CHICAGO – Rookie doctors will be getting shorter work shifts, along with stricter supervision, but a medical student group said Wednesday that the changes don't do enough to protect sleep-deprived residents and their patients.
The Accreditation Council for Graduate Medical Education's board of directors approved new rules on Tuesday for more than 110,000 new doctors being trained at U.S. hospitals. The idea is to improve patient safety and reduce medical errors caused by junior doctors working extremely long hours.
The biggest change affects interns — new doctors in their first year of medical residency. Their work shift limit is being cut from 24 hours to 16 hours, and "strategic napping" is strongly recommended. The maximum shift length remains 24 hours for residents in their second year of training and beyond.
Also, medical residents are to tell patients they're being supervised by more experienced physicians, and the hierarchy should be spelled out to patients, the rules say.
The revisions "will require small change in some programs and large changes in others, all with the goals of ensuring patient safety, that the next generations of physicians are well-trained to serve the public and that residents receive their training in a humanistic learning environment," Dr. Thomas Nasca, CEO of the accrediting group, said in a statement.
The American Medical Student Association had sought substantial across-the-board work-hour reductions and argues that there's no reason to give first-year residents a break but not others. The medical student group, joined by other advocacy groups, earlier this month asked the government's Occupational Safety & Health Administration to look into work hours for doctors-in-training.

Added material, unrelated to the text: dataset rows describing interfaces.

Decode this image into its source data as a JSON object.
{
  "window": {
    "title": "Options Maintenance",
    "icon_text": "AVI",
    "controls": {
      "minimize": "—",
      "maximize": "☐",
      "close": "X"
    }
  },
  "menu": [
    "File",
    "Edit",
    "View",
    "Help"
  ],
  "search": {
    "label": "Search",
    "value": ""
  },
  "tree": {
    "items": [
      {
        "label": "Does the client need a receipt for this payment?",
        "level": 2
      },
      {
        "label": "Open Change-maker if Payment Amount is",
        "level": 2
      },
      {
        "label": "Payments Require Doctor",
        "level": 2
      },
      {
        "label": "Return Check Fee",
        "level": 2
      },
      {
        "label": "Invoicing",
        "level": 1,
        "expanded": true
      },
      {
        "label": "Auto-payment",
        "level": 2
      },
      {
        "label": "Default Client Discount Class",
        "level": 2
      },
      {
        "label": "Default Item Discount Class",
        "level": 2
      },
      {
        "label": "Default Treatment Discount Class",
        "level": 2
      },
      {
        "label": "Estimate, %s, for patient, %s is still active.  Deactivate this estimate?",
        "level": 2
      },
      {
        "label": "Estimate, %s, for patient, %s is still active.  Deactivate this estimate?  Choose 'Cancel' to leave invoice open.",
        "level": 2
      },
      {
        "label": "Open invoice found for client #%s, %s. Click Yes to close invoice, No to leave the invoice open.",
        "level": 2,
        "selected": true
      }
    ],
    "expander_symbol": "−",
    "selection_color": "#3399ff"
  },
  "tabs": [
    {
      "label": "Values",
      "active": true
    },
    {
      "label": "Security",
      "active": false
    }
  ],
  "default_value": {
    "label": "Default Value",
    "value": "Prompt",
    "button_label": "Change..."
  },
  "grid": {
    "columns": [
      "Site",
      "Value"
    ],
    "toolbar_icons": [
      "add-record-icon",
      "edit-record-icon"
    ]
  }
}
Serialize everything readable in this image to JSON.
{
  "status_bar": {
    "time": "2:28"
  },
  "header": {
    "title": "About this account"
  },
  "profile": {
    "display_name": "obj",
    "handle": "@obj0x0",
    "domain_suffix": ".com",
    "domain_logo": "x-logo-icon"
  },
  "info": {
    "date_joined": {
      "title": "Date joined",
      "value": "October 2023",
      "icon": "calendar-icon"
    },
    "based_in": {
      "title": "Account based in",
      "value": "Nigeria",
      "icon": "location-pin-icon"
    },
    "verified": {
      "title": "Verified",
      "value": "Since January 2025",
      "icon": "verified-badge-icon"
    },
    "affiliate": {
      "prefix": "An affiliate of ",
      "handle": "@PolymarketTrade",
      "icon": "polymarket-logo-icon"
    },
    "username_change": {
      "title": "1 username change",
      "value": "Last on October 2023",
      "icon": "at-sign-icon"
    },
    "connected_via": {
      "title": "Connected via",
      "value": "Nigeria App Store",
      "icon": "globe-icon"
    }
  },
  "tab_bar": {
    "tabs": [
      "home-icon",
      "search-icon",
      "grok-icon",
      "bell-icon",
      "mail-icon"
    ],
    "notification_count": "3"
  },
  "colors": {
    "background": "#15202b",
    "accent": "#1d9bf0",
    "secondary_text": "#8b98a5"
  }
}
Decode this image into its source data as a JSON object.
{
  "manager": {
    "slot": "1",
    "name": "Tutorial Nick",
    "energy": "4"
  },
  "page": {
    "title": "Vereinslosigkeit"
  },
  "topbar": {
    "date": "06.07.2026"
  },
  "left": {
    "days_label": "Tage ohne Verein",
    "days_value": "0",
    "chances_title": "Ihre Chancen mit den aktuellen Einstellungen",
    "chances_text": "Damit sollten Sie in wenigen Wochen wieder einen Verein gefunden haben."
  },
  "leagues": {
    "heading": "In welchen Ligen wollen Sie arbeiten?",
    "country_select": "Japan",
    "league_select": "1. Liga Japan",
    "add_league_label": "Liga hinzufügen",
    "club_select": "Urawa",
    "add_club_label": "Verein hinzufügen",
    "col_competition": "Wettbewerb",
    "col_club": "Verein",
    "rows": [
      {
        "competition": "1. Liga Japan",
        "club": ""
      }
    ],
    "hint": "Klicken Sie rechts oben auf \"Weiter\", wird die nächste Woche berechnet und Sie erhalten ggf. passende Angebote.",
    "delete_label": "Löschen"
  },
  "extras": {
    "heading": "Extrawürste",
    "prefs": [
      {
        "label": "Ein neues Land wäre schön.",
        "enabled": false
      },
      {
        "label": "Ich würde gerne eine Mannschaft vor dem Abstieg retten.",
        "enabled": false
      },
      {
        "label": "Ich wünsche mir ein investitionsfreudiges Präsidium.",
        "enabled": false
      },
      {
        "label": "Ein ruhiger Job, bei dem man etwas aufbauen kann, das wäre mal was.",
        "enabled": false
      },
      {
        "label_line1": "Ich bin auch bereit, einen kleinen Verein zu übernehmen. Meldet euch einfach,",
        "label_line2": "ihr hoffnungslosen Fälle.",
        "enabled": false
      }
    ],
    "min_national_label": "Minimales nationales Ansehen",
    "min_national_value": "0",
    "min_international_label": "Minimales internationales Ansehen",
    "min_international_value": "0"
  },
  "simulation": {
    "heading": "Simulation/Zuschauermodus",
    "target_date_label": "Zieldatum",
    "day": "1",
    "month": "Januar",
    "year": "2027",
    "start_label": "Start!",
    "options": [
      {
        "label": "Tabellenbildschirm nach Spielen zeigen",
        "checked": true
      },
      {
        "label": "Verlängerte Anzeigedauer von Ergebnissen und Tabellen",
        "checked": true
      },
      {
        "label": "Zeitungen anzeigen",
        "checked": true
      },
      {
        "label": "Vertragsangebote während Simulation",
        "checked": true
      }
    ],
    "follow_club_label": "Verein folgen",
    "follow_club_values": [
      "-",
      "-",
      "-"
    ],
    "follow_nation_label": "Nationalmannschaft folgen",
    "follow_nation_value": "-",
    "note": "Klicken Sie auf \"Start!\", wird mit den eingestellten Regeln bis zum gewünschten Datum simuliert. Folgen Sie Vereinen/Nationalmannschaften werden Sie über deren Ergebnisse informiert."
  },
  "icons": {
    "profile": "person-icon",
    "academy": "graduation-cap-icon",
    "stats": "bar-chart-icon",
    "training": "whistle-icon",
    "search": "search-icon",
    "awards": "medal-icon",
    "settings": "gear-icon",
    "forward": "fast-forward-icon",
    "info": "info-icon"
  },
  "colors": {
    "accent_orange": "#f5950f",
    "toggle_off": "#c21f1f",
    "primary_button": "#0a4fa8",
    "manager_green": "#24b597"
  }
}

"We're going to keep pushing" for stronger limits "because it involves both patient safety and our safety and well-being," Sonia Lazreg, the group's health justice fellow, told The Associated Press. "The fight for safer work hours is not over."
The new rules also strengthen supervisory requirements and include an entire page about the types of close supervision first-year residents should receive. The rules also explain that residents must demonstrate specific skills before being given more responsibilities.
The previous rules had only one sentence about supervision standards, Nasca said.
Lazreg said the rules mostly mirror a draft proposal outlined in June, but with one important change. The draft said second-year residents and beyond could be on call only one in every three nights. The final rules say that can be averaged over four weeks, which she said weakens the provision.
"It means you could be on call every other night, developing chronic sleep deprivation, as long as it averages out," Lazreg said.
OSHA head David Michaels said the agency is considering the groups' petition. He stressed that hospitals and medical training programs are not exempt from laws ensuring that employees' health and safety are protected.
In a statement to the AP, he said the agency "is very concerned about long work hours, fatigue and safety, not just for medical residents, but for all workers. It is clear that long work hours can lead to tragic mistakes, endangering workers and the public."
"With respect to medical residents, we know of evidence linking sleep deprivation with an increased risk of needle sticks, lacerations, medical errors and motor vehicle accidents," Michaels said.
John Nylen, the accrediting council's chief operating officer, said the new rules are based on thorough research, with input from residents and the medical community. The revisions protect patients, residents and medical educational opportunities, he said.
Accrediting council: http://www.acgme.org
Medical students group: http://www.amsa.org